ALISTAIR Darling was accused of letting the banks off the hook after refusing to impose a new tax on them unless it was part of an international agreement.
Charities and campaigners for a so-called "Robin Hood Tax" reacted angrily to the Chancellor's refusal to act – he warned that thousands of jobs would be lost if the UK went it alone. His remarks were a swipe at the Conservatives' pledge to introduce a new bank levy, unilaterally if necessary.
Mr Darling restated his support for a global levy on the banks, calling for it to be "brought forward quickly". But he insisted such a move had to be "internationally co-ordinated", adding: "Going it alone would costs thousands of jobs, not just in London but across the country."
Supporters of the proposed tax said Mr Darling had failed to show global leadership.
The Robin Hood Tax Campaign, which claims 150,000 supporters, said: "Poor people were banking on the Chancellor to play Robin Hood, but instead he has chosen to let rich financial institutions off the hook." Oxfam campaigns director Thomas Schultz-Jagow said:
"Robin Hood gathered his merry men by leading from the front, not by waiting for global agreement."
Meanwhile, Mr Darling said the 50 per cent bank bonus tax had already raised 2 billion for the public purse.
He said the windfall tax, on bonuses above 25,000, had raised far more than the 550 million originally expected.
The Treasury said there was evidence the tax had caused award payments to be "reduced to some extent". A number of bank bosses – including the heads of Barclays, Lloyds and Royal Bank of Scotland – opted to forgo annual bonuses.
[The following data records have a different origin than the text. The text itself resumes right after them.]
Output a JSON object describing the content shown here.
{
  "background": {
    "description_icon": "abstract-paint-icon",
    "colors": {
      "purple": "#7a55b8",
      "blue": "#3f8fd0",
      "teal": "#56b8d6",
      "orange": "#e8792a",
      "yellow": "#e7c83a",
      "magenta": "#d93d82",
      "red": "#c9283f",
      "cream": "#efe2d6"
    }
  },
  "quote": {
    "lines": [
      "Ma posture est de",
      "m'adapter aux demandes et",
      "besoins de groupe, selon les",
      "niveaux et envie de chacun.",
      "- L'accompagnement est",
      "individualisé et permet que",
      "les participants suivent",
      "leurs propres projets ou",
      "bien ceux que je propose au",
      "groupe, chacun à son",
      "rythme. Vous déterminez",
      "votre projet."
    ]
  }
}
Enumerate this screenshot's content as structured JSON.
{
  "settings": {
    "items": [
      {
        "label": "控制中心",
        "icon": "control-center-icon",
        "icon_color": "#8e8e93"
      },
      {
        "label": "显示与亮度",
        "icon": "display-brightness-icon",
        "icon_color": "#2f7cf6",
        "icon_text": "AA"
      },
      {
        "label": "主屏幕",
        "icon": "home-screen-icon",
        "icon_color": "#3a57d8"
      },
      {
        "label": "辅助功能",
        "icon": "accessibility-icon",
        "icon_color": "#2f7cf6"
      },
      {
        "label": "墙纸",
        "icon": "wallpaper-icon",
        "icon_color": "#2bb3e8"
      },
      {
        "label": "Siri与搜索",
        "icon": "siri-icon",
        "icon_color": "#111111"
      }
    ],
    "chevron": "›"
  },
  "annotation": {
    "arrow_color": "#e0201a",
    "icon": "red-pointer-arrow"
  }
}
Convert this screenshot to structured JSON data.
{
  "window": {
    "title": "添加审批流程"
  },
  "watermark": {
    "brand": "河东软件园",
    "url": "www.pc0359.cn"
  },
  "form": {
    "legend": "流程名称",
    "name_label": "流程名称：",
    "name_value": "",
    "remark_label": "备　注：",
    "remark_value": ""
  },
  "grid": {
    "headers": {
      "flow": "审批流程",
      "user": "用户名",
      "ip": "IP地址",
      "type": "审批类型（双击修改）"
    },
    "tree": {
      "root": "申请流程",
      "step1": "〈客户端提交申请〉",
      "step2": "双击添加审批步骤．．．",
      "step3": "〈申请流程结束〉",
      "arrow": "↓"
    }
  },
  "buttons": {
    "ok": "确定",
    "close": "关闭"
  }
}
The Treasury said: "It is only fair those who still choose to award substantial payments should contribute more to the fiscal consolidation of the economy."
It also emerged that shares in Lloyds Banking Group were trading above the government's average investment per share on at least one measure for the first time since the credit crunch.
The state's average investment per share in Lloyds is 63.2p, net of fees. That is at a level analysts say is likely to revive the debate on whether the government should "test" the appetite for shares in bailed-out banks Lloyds and RBS